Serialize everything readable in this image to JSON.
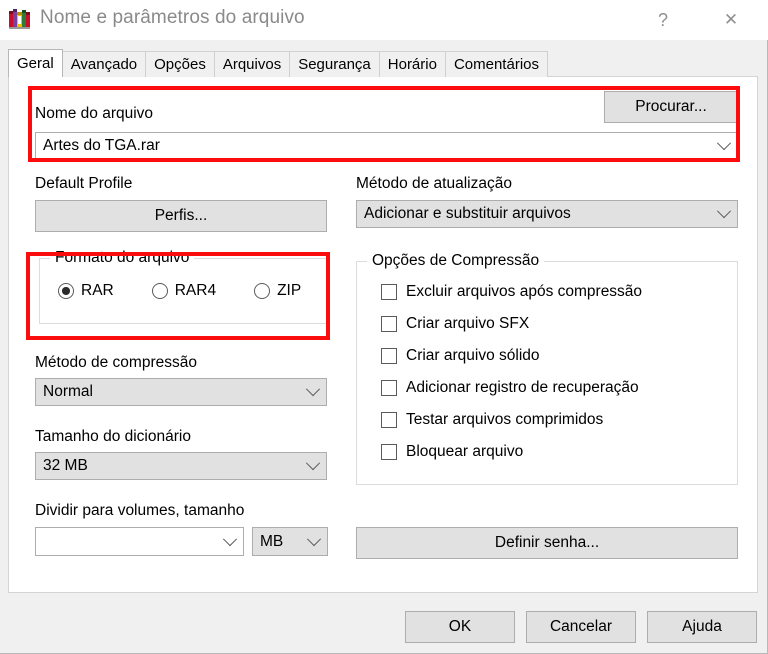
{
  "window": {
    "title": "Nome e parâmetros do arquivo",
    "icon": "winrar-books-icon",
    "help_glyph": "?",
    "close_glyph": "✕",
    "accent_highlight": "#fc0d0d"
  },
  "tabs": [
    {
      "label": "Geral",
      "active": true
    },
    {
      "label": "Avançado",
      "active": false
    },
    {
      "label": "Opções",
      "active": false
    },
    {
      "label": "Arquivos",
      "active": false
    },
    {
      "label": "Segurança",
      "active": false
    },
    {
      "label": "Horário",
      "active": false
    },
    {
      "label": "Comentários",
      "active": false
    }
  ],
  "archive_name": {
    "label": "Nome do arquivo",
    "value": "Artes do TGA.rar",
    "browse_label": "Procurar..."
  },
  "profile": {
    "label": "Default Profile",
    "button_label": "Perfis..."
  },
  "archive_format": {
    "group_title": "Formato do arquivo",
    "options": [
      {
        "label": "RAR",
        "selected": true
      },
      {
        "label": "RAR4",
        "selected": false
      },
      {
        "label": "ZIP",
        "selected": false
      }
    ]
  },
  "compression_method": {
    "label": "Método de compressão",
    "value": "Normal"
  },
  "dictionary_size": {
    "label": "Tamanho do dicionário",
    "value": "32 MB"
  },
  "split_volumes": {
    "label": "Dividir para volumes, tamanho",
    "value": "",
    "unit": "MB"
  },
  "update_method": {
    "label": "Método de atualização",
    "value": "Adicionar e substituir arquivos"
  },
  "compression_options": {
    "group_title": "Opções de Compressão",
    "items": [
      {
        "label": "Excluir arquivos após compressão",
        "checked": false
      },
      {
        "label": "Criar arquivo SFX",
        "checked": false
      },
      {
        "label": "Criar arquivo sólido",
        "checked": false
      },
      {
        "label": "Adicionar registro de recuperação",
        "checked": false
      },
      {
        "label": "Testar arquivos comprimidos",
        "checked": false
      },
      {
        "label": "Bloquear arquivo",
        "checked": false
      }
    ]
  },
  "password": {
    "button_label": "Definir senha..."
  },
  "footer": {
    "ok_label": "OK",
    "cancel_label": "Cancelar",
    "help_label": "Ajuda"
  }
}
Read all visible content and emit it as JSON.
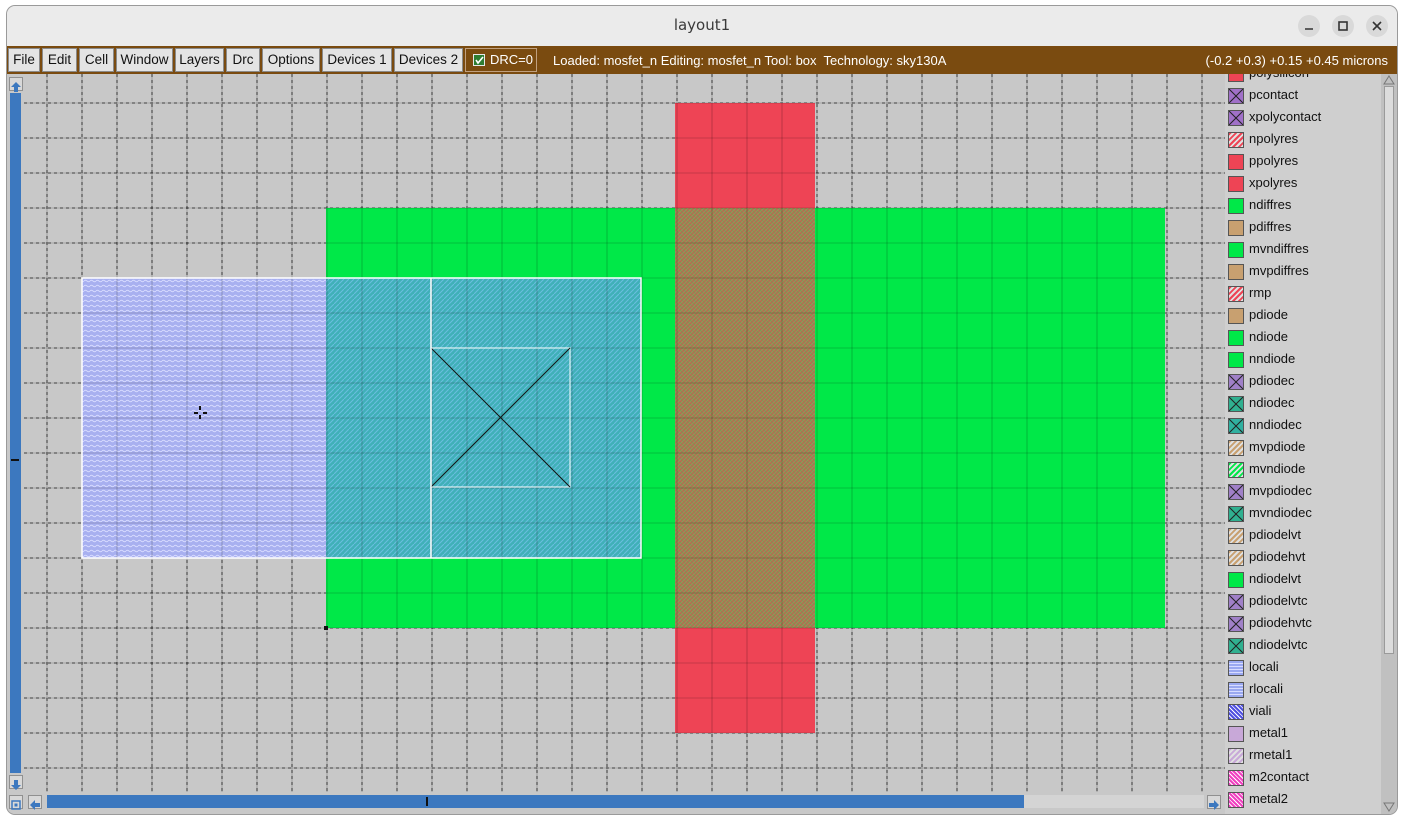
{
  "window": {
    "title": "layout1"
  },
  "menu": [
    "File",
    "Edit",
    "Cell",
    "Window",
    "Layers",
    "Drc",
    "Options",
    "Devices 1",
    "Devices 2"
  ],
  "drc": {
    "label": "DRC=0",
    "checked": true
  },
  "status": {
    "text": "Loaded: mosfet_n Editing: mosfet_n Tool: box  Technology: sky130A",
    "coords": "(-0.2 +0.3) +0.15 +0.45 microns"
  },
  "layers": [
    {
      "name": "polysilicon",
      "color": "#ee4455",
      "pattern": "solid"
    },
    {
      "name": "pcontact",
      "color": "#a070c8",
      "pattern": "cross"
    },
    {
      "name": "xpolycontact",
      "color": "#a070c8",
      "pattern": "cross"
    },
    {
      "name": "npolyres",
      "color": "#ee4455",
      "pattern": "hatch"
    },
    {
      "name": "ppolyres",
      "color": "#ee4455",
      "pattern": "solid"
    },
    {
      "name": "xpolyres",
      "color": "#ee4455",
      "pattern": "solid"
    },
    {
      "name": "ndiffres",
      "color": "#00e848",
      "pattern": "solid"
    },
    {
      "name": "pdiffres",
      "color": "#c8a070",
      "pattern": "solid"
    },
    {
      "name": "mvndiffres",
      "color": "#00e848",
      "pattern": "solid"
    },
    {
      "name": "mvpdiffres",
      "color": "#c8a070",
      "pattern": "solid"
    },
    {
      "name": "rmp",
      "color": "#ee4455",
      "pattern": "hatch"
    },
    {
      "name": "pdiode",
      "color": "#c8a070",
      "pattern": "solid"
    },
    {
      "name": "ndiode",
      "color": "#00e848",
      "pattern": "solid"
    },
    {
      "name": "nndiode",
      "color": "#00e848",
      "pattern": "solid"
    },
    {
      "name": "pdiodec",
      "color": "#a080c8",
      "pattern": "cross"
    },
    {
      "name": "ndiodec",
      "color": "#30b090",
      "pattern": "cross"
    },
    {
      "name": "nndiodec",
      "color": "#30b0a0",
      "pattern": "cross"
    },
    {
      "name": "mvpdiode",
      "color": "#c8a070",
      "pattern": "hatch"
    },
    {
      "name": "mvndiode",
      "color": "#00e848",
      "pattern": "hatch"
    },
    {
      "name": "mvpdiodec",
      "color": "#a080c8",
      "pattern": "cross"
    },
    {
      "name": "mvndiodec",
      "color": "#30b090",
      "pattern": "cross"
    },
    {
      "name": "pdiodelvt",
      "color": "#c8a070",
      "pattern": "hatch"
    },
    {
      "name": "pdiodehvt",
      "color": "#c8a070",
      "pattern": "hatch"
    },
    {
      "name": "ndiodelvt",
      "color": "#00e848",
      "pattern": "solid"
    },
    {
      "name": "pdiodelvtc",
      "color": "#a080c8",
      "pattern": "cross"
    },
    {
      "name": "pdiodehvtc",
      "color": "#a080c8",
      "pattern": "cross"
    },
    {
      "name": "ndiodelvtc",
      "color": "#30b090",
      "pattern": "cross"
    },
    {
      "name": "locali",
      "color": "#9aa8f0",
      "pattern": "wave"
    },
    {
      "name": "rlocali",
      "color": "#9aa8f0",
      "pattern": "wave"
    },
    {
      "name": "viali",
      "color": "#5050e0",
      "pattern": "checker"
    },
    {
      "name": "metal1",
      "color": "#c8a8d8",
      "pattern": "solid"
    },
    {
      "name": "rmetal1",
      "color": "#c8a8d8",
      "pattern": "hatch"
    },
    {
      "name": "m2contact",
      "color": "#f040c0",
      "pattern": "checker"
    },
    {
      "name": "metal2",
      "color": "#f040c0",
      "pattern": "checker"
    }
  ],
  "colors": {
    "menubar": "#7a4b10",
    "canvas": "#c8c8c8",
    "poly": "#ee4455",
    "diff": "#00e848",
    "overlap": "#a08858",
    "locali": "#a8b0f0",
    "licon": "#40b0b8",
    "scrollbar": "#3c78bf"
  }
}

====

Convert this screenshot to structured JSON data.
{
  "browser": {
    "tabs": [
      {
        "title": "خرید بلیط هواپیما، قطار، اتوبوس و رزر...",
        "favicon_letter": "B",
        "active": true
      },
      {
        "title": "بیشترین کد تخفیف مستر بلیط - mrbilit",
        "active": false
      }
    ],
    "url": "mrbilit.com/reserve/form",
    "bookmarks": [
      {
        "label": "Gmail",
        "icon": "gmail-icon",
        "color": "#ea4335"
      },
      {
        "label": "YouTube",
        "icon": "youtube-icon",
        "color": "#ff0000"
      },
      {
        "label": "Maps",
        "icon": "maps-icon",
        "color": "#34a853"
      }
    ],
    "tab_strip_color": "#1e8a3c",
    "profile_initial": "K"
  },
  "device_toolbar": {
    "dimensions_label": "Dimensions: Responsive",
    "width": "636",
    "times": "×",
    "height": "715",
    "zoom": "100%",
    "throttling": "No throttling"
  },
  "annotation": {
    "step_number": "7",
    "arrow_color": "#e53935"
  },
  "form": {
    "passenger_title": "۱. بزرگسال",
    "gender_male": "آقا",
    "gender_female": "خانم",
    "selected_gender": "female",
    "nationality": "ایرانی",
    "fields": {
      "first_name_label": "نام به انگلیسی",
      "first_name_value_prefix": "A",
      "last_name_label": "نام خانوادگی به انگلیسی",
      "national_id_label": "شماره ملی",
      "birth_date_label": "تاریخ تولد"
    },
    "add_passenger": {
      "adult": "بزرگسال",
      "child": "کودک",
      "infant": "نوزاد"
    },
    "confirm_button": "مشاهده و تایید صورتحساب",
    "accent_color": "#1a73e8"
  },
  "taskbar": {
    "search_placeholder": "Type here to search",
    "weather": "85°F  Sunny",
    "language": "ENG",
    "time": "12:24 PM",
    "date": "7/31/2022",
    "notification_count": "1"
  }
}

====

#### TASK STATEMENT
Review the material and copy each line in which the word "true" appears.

#### ANSWER SECTION
      "active": true
        "selected": true
    "checked": true
        "active": true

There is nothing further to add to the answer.